▶ PROBLEM REQUIREMENTS: Could you repeat the records shown below exactly as written?

Stored data entries

--

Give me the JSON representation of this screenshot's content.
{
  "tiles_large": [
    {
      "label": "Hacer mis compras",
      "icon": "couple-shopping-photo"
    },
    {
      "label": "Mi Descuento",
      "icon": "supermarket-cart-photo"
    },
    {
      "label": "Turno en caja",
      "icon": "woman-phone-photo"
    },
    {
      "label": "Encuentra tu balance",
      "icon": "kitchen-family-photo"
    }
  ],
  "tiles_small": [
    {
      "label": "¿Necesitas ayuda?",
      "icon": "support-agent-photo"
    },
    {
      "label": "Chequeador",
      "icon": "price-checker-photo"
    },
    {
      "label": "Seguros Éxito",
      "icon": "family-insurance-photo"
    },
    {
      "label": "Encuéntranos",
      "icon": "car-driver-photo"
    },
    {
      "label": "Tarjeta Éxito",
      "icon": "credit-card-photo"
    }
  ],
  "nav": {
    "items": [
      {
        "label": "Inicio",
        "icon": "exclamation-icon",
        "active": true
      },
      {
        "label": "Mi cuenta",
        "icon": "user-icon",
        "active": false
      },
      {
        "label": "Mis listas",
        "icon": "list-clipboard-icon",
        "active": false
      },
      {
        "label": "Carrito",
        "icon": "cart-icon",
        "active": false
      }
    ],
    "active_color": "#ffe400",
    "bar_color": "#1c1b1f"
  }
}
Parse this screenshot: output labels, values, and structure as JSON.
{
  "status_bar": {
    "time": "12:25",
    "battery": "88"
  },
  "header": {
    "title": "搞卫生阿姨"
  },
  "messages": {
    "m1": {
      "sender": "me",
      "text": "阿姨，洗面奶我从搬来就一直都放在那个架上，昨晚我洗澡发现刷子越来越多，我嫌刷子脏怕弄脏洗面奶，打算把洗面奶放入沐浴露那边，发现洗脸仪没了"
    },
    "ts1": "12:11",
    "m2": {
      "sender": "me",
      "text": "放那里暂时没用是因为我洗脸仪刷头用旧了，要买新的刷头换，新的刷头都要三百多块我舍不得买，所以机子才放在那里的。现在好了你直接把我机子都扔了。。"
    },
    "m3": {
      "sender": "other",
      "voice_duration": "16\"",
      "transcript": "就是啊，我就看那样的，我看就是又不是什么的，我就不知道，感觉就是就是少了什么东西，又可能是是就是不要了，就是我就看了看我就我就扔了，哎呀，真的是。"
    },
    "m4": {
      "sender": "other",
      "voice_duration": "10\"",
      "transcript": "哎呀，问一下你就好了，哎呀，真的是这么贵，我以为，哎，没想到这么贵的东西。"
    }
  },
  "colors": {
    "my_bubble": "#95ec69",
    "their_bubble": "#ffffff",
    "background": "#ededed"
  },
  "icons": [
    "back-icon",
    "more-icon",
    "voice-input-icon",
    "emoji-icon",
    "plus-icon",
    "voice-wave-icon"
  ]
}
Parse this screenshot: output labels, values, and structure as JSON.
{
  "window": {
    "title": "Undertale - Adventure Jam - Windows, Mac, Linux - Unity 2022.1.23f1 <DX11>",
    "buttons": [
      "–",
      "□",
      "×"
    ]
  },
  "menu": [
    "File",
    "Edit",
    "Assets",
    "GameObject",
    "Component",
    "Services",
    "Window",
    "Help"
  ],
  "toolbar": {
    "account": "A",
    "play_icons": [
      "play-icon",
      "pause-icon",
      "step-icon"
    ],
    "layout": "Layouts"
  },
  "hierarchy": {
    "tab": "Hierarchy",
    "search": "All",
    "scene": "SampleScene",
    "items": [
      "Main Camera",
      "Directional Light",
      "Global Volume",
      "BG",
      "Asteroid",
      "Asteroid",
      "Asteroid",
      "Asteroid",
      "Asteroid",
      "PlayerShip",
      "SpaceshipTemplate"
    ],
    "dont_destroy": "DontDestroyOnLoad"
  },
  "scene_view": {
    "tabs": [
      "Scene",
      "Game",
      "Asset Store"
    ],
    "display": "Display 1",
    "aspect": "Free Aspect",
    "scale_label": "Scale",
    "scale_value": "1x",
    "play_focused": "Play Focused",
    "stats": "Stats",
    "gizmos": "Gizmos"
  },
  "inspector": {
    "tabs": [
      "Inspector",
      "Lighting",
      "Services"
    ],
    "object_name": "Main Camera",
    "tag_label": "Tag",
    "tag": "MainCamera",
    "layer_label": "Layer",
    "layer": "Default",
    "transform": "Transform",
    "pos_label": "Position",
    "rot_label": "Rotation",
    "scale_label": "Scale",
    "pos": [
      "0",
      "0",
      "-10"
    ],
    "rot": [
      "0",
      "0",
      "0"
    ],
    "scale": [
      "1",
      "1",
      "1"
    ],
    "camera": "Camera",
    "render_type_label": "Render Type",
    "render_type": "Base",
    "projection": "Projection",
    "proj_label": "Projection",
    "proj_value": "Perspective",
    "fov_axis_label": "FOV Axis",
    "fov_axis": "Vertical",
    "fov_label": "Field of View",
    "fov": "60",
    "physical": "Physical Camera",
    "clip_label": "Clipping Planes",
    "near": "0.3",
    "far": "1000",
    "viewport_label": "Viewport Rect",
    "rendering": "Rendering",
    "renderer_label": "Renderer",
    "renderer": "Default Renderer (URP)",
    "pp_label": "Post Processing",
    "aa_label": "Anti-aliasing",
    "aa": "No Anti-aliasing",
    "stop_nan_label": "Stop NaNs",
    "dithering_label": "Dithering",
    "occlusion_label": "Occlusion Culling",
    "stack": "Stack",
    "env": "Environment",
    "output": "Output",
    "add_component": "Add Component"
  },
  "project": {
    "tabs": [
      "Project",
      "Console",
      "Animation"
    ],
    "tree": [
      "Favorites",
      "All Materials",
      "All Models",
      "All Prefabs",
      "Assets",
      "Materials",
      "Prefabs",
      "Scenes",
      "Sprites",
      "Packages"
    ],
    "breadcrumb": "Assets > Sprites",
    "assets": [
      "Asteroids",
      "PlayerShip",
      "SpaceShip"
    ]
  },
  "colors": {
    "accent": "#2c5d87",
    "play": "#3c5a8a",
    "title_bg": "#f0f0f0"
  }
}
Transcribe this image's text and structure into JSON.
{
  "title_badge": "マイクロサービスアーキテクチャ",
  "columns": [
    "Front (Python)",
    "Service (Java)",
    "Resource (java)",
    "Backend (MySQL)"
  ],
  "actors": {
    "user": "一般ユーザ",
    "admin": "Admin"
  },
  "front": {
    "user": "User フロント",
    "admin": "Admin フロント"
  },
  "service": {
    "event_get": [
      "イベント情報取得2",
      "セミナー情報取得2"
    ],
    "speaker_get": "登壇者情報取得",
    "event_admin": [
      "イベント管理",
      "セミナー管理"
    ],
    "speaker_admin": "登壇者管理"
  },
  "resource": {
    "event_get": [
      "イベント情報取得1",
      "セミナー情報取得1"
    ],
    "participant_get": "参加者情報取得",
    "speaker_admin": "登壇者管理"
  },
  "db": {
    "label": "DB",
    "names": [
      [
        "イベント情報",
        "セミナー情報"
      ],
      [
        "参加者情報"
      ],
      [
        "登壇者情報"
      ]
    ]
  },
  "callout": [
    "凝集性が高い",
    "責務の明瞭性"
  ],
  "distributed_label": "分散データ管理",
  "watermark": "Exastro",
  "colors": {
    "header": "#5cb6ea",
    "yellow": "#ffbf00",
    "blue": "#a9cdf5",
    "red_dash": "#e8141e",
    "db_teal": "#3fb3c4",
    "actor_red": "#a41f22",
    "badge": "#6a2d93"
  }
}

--

▶ SOLUTION TO THE EXERCISE:
Give me the JSON representation of this screenshot's content.
{
  "tiles_large": [
    {
      "label": "Hacer mis compras",
      "icon": "couple-shopping-photo"
    },
    {
      "label": "Mi Descuento",
      "icon": "supermarket-cart-photo"
    },
    {
      "label": "Turno en caja",
      "icon": "woman-phone-photo"
    },
    {
      "label": "Encuentra tu balance",
      "icon": "kitchen-family-photo"
    }
  ],
  "tiles_small": [
    {
      "label": "¿Necesitas ayuda?",
      "icon": "support-agent-photo"
    },
    {
      "label": "Chequeador",
      "icon": "price-checker-photo"
    },
    {
      "label": "Seguros Éxito",
      "icon": "family-insurance-photo"
    },
    {
      "label": "Encuéntranos",
      "icon": "car-driver-photo"
    },
    {
      "label": "Tarjeta Éxito",
      "icon": "credit-card-photo"
    }
  ],
  "nav": {
    "items": [
      {
        "label": "Inicio",
        "icon": "exclamation-icon",
        "active": true
      },
      {
        "label": "Mi cuenta",
        "icon": "user-icon",
        "active": false
      },
      {
        "label": "Mis listas",
        "icon": "list-clipboard-icon",
        "active": false
      },
      {
        "label": "Carrito",
        "icon": "cart-icon",
        "active": false
      }
    ],
    "active_color": "#ffe400",
    "bar_color": "#1c1b1f"
  }
}
Parse this screenshot: output labels, values, and structure as JSON.
{
  "status_bar": {
    "time": "12:25",
    "battery": "88"
  },
  "header": {
    "title": "搞卫生阿姨"
  },
  "messages": {
    "m1": {
      "sender": "me",
      "text": "阿姨，洗面奶我从搬来就一直都放在那个架上，昨晚我洗澡发现刷子越来越多，我嫌刷子脏怕弄脏洗面奶，打算把洗面奶放入沐浴露那边，发现洗脸仪没了"
    },
    "ts1": "12:11",
    "m2": {
      "sender": "me",
      "text": "放那里暂时没用是因为我洗脸仪刷头用旧了，要买新的刷头换，新的刷头都要三百多块我舍不得买，所以机子才放在那里的。现在好了你直接把我机子都扔了。。"
    },
    "m3": {
      "sender": "other",
      "voice_duration": "16\"",
      "transcript": "就是啊，我就看那样的，我看就是又不是什么的，我就不知道，感觉就是就是少了什么东西，又可能是是就是不要了，就是我就看了看我就我就扔了，哎呀，真的是。"
    },
    "m4": {
      "sender": "other",
      "voice_duration": "10\"",
      "transcript": "哎呀，问一下你就好了，哎呀，真的是这么贵，我以为，哎，没想到这么贵的东西。"
    }
  },
  "colors": {
    "my_bubble": "#95ec69",
    "their_bubble": "#ffffff",
    "background": "#ededed"
  },
  "icons": [
    "back-icon",
    "more-icon",
    "voice-input-icon",
    "emoji-icon",
    "plus-icon",
    "voice-wave-icon"
  ]
}
Parse this screenshot: output labels, values, and structure as JSON.
{
  "window": {
    "title": "Undertale - Adventure Jam - Windows, Mac, Linux - Unity 2022.1.23f1 <DX11>",
    "buttons": [
      "–",
      "□",
      "×"
    ]
  },
  "menu": [
    "File",
    "Edit",
    "Assets",
    "GameObject",
    "Component",
    "Services",
    "Window",
    "Help"
  ],
  "toolbar": {
    "account": "A",
    "play_icons": [
      "play-icon",
      "pause-icon",
      "step-icon"
    ],
    "layout": "Layouts"
  },
  "hierarchy": {
    "tab": "Hierarchy",
    "search": "All",
    "scene": "SampleScene",
    "items": [
      "Main Camera",
      "Directional Light",
      "Global Volume",
      "BG",
      "Asteroid",
      "Asteroid",
      "Asteroid",
      "Asteroid",
      "Asteroid",
      "PlayerShip",
      "SpaceshipTemplate"
    ],
    "dont_destroy": "DontDestroyOnLoad"
  },
  "scene_view": {
    "tabs": [
      "Scene",
      "Game",
      "Asset Store"
    ],
    "display": "Display 1",
    "aspect": "Free Aspect",
    "scale_label": "Scale",
    "scale_value": "1x",
    "play_focused": "Play Focused",
    "stats": "Stats",
    "gizmos": "Gizmos"
  },
  "inspector": {
    "tabs": [
      "Inspector",
      "Lighting",
      "Services"
    ],
    "object_name": "Main Camera",
    "tag_label": "Tag",
    "tag": "MainCamera",
    "layer_label": "Layer",
    "layer": "Default",
    "transform": "Transform",
    "pos_label": "Position",
    "rot_label": "Rotation",
    "scale_label": "Scale",
    "pos": [
      "0",
      "0",
      "-10"
    ],
    "rot": [
      "0",
      "0",
      "0"
    ],
    "scale": [
      "1",
      "1",
      "1"
    ],
    "camera": "Camera",
    "render_type_label": "Render Type",
    "render_type": "Base",
    "projection": "Projection",
    "proj_label": "Projection",
    "proj_value": "Perspective",
    "fov_axis_label": "FOV Axis",
    "fov_axis": "Vertical",
    "fov_label": "Field of View",
    "fov": "60",
    "physical": "Physical Camera",
    "clip_label": "Clipping Planes",
    "near": "0.3",
    "far": "1000",
    "viewport_label": "Viewport Rect",
    "rendering": "Rendering",
    "renderer_label": "Renderer",
    "renderer": "Default Renderer (URP)",
    "pp_label": "Post Processing",
    "aa_label": "Anti-aliasing",
    "aa": "No Anti-aliasing",
    "stop_nan_label": "Stop NaNs",
    "dithering_label": "Dithering",
    "occlusion_label": "Occlusion Culling",
    "stack": "Stack",
    "env": "Environment",
    "output": "Output",
    "add_component": "Add Component"
  },
  "project": {
    "tabs": [
      "Project",
      "Console",
      "Animation"
    ],
    "tree": [
      "Favorites",
      "All Materials",
      "All Models",
      "All Prefabs",
      "Assets",
      "Materials",
      "Prefabs",
      "Scenes",
      "Sprites",
      "Packages"
    ],
    "breadcrumb": "Assets > Sprites",
    "assets": [
      "Asteroids",
      "PlayerShip",
      "SpaceShip"
    ]
  },
  "colors": {
    "accent": "#2c5d87",
    "play": "#3c5a8a",
    "title_bg": "#f0f0f0"
  }
}
Transcribe this image's text and structure into JSON.
{
  "title_badge": "マイクロサービスアーキテクチャ",
  "columns": [
    "Front (Python)",
    "Service (Java)",
    "Resource (java)",
    "Backend (MySQL)"
  ],
  "actors": {
    "user": "一般ユーザ",
    "admin": "Admin"
  },
  "front": {
    "user": "User フロント",
    "admin": "Admin フロント"
  },
  "service": {
    "event_get": [
      "イベント情報取得2",
      "セミナー情報取得2"
    ],
    "speaker_get": "登壇者情報取得",
    "event_admin": [
      "イベント管理",
      "セミナー管理"
    ],
    "speaker_admin": "登壇者管理"
  },
  "resource": {
    "event_get": [
      "イベント情報取得1",
      "セミナー情報取得1"
    ],
    "participant_get": "参加者情報取得",
    "speaker_admin": "登壇者管理"
  },
  "db": {
    "label": "DB",
    "names": [
      [
        "イベント情報",
        "セミナー情報"
      ],
      [
        "参加者情報"
      ],
      [
        "登壇者情報"
      ]
    ]
  },
  "callout": [
    "凝集性が高い",
    "責務の明瞭性"
  ],
  "distributed_label": "分散データ管理",
  "watermark": "Exastro",
  "colors": {
    "header": "#5cb6ea",
    "yellow": "#ffbf00",
    "blue": "#a9cdf5",
    "red_dash": "#e8141e",
    "db_teal": "#3fb3c4",
    "actor_red": "#a41f22",
    "badge": "#6a2d93"
  }
}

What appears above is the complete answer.